I recently received a lovely package in the post, all the way from New York City, from the lovely Suzanne of threepeats Jewelry. I couldn't believe just how refined her jewellery creations are. She admits she has always collected vintage jewelry but never wore it much until she realised she could use some of the vintage beads and chains to recreate something she could feel more comfortable wearing. She says, "As a high school dance teacher, I wanted a necklace that I could get on and off easily and that would look good no matter how it slipped around my neck! The design I came up with included three chain sections interspersed with three beaded sections...three repeated sections...or threepeats.
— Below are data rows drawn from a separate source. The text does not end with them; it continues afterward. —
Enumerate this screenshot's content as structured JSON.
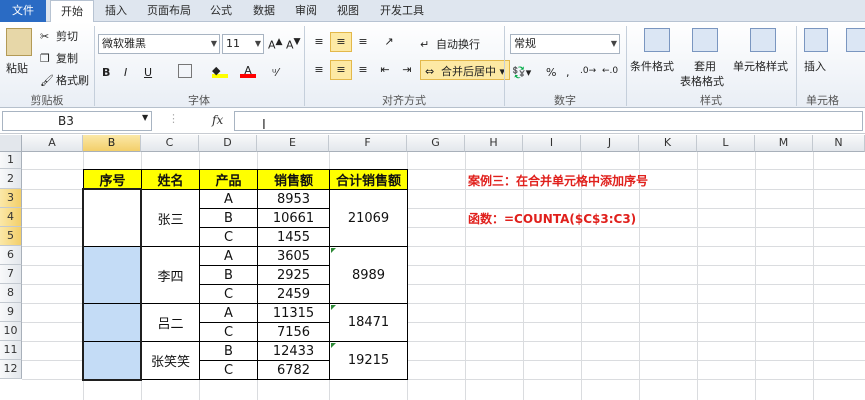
{
  "tabs": [
    "文件",
    "开始",
    "插入",
    "页面布局",
    "公式",
    "数据",
    "审阅",
    "视图",
    "开发工具"
  ],
  "ribbon": {
    "clipboard": {
      "paste": "粘贴",
      "cut": "剪切",
      "copy": "复制",
      "format_painter": "格式刷",
      "group": "剪贴板"
    },
    "font": {
      "name": "微软雅黑",
      "size": "11",
      "bold": "B",
      "italic": "I",
      "underline": "U",
      "group": "字体",
      "font_color": "#ff0000",
      "fill_color": "#ffff00"
    },
    "align": {
      "wrap": "自动换行",
      "merge": "合并后居中",
      "group": "对齐方式"
    },
    "number": {
      "format": "常规",
      "group": "数字"
    },
    "styles": {
      "cond": "条件格式",
      "table1": "套用",
      "table2": "表格格式",
      "cell": "单元格样式",
      "group": "样式"
    },
    "cells": {
      "insert": "插入",
      "group": "单元格"
    }
  },
  "formula_bar": {
    "name_box": "B3",
    "fx": "fx",
    "content": ""
  },
  "columns": [
    "A",
    "B",
    "C",
    "D",
    "E",
    "F",
    "G",
    "H",
    "I",
    "J",
    "K",
    "L",
    "M",
    "N"
  ],
  "rows": [
    "1",
    "2",
    "3",
    "4",
    "5",
    "6",
    "7",
    "8",
    "9",
    "10",
    "11",
    "12"
  ],
  "table": {
    "headers": [
      "序号",
      "姓名",
      "产品",
      "销售额",
      "合计销售额"
    ],
    "groups": [
      {
        "name": "张三",
        "items": [
          {
            "product": "A",
            "sales": "8953"
          },
          {
            "product": "B",
            "sales": "10661"
          },
          {
            "product": "C",
            "sales": "1455"
          }
        ],
        "total": "21069"
      },
      {
        "name": "李四",
        "items": [
          {
            "product": "A",
            "sales": "3605"
          },
          {
            "product": "B",
            "sales": "2925"
          },
          {
            "product": "C",
            "sales": "2459"
          }
        ],
        "total": "8989"
      },
      {
        "name": "吕二",
        "items": [
          {
            "product": "A",
            "sales": "11315"
          },
          {
            "product": "C",
            "sales": "7156"
          }
        ],
        "total": "18471"
      },
      {
        "name": "张笑笑",
        "items": [
          {
            "product": "B",
            "sales": "12433"
          },
          {
            "product": "C",
            "sales": "6782"
          }
        ],
        "total": "19215"
      }
    ]
  },
  "notes": {
    "title": "案例三：在合并单元格中添加序号",
    "formula": "函数：=COUNTA($C$3:C3)"
  },
  "colors": {
    "header_fill": "#ffff00",
    "selection_fill": "#c4dcf6",
    "note_color": "#e0201c",
    "file_tab": "#2a6bc4"
  }
}
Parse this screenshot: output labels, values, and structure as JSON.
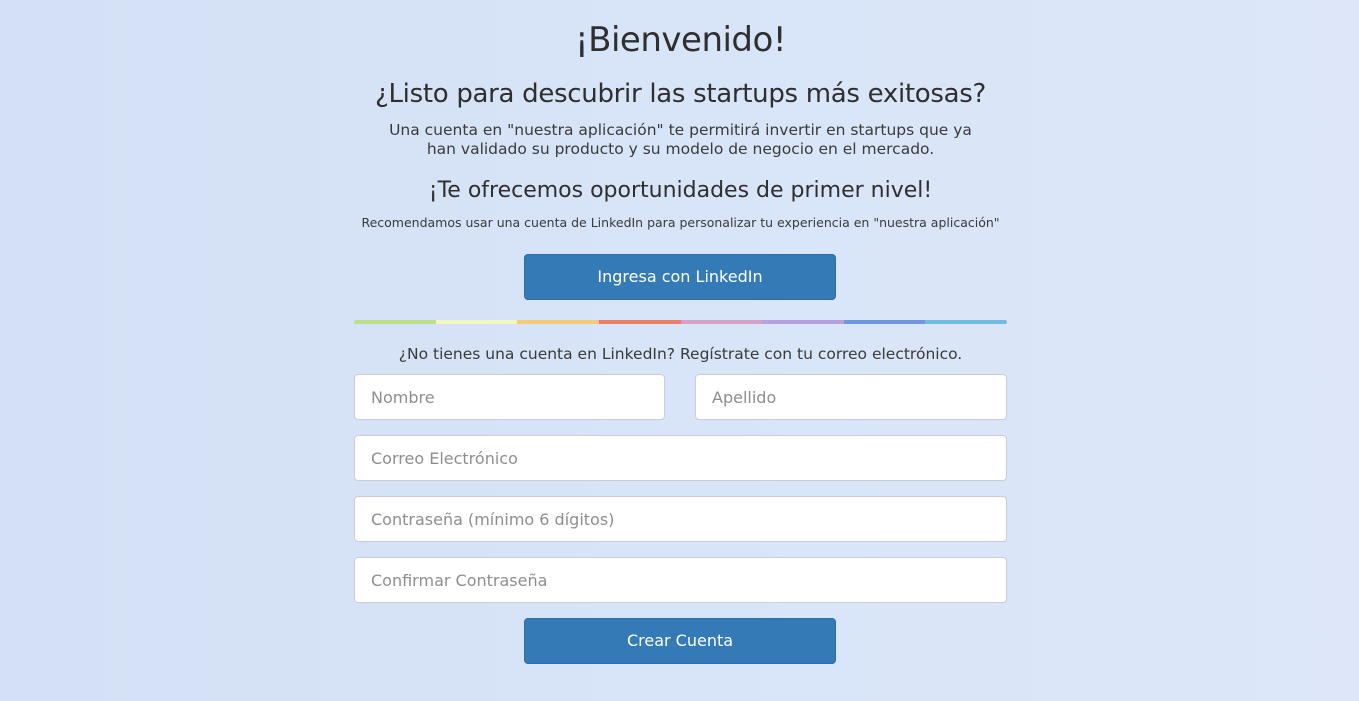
{
  "header": {
    "title": "¡Bienvenido!",
    "subtitle": "¿Listo para descubrir las startups más exitosas?",
    "description": "Una cuenta en \"nuestra aplicación\" te permitirá invertir en startups que ya han validado su producto y su modelo de negocio en el mercado.",
    "offer": "¡Te ofrecemos oportunidades de primer nivel!",
    "recommendation": "Recomendamos usar una cuenta de LinkedIn para personalizar tu experiencia en \"nuestra aplicación\""
  },
  "linkedin_button": {
    "label": "Ingresa con LinkedIn",
    "color": "#337ab7"
  },
  "divider": {
    "colors": [
      "#bcdf8a",
      "#f2f5c4",
      "#f7ca7a",
      "#ec7f6a",
      "#d4a2c8",
      "#b7a0e0",
      "#6f99de",
      "#6fbde2"
    ]
  },
  "signup": {
    "prompt": "¿No tienes una cuenta en LinkedIn? Regístrate con tu correo electrónico.",
    "fields": {
      "first_name": {
        "placeholder": "Nombre",
        "value": ""
      },
      "last_name": {
        "placeholder": "Apellido",
        "value": ""
      },
      "email": {
        "placeholder": "Correo Electrónico",
        "value": ""
      },
      "password": {
        "placeholder": "Contraseña (mínimo 6 dígitos)",
        "value": ""
      },
      "confirm_password": {
        "placeholder": "Confirmar Contraseña",
        "value": ""
      }
    },
    "create_button": {
      "label": "Crear Cuenta",
      "color": "#337ab7"
    }
  }
}
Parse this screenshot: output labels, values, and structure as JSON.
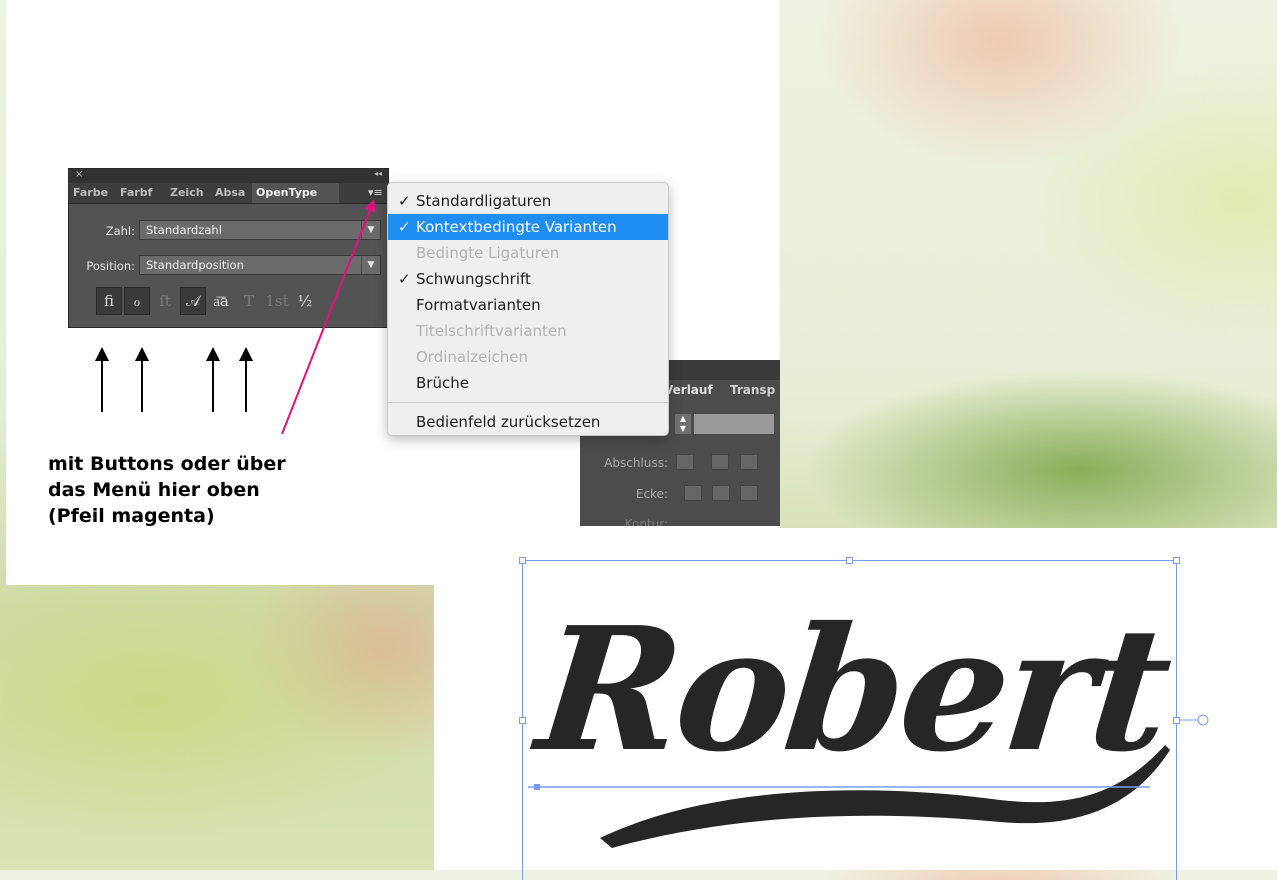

My designs evolved over time and now I also work with recycled t-shirt yarn, felted wool beads and vintage ribbon and lace and I started making earrings. I LOVE that I can recycle old things that people no longer wear into new things that are usable and affordable." Suzanne also blogs regularly about her jewelry making and more.
This inventive jewellery creator is after my own heart for varied reasons...
- First of all, her package was so well packed with care and attention to detail and presentation. You know, sometimes you buy gifts online and ask the seller if she/he would pack nicely to send directly to the person you want to gift it to. Then you sit and wonder whether the package will be really nice enough and whether the person who receives it will feel appreciative of your thought. So much depends on presentation doesn't it? Well, this seller really puts in that much effort even down to the tiny tag attached to each item and the pretty little string she used. Cute!
- She recycles beautiful things to make them valid for today's lifestyle - The necklace pictured includes a variety of glass and plastic beads, all of fine quality. They are linked with a very sturdy chain that is securely connected so I daresay one would never imagine that it could have been used elsewhere before! I love the idea that beautiful old things do not get thrown away but are revived in this way. The earrings have these beautiful old mottled glass beads that are fantastic.
From time to time I get questions asked about where I come from. When I tell people that I come from an island in the Med, I usually get remarks such as... 'How exotic!' or 'Where exactly?' or 'Malta? What is your language?'....
So, for the first time on this blog, I am not going to tell you about the art and crafts of my country of origin but rather, treating you to something about its actual character, this tiny spec of an island that has been through its fair share of historical trials.
As you fly in over Malta for the first time, it is not uncommon to think the pilot has just made a fatal error and that you're going to land in the sea. There is sea, sea and yet more sea all around so some landing manoeuvres can give you quite spectacular views.... the aerial shots were taken by husband during a trial flight he experienced some time ago..... then come a variety of images taken by yours truly with the countryside, the remains of ancient civilisations, the churches, the old cities..... more to follow in another post.
There was a day and a place where I used to hate the colour grey with a passion and for many years I never wore the colour at all. Perhaps because it reminded me of grey skies which are simply not my thing. Or perhaps because I considered it a non colour and failed to appreciate its potential.
Until I realised that it is one extremely versatile colour that combines well with all the bright and interesting colours around us including red, yellow, purples, browns, blacks, whites, oranges, creams, blues, pinks.... need I go on? Here is some inspiration for those grey days and for your shopping during the sales - if it's grey, pick it up, try it on and if it suits you, chances are you'll be using it time and again. What's so grey about that?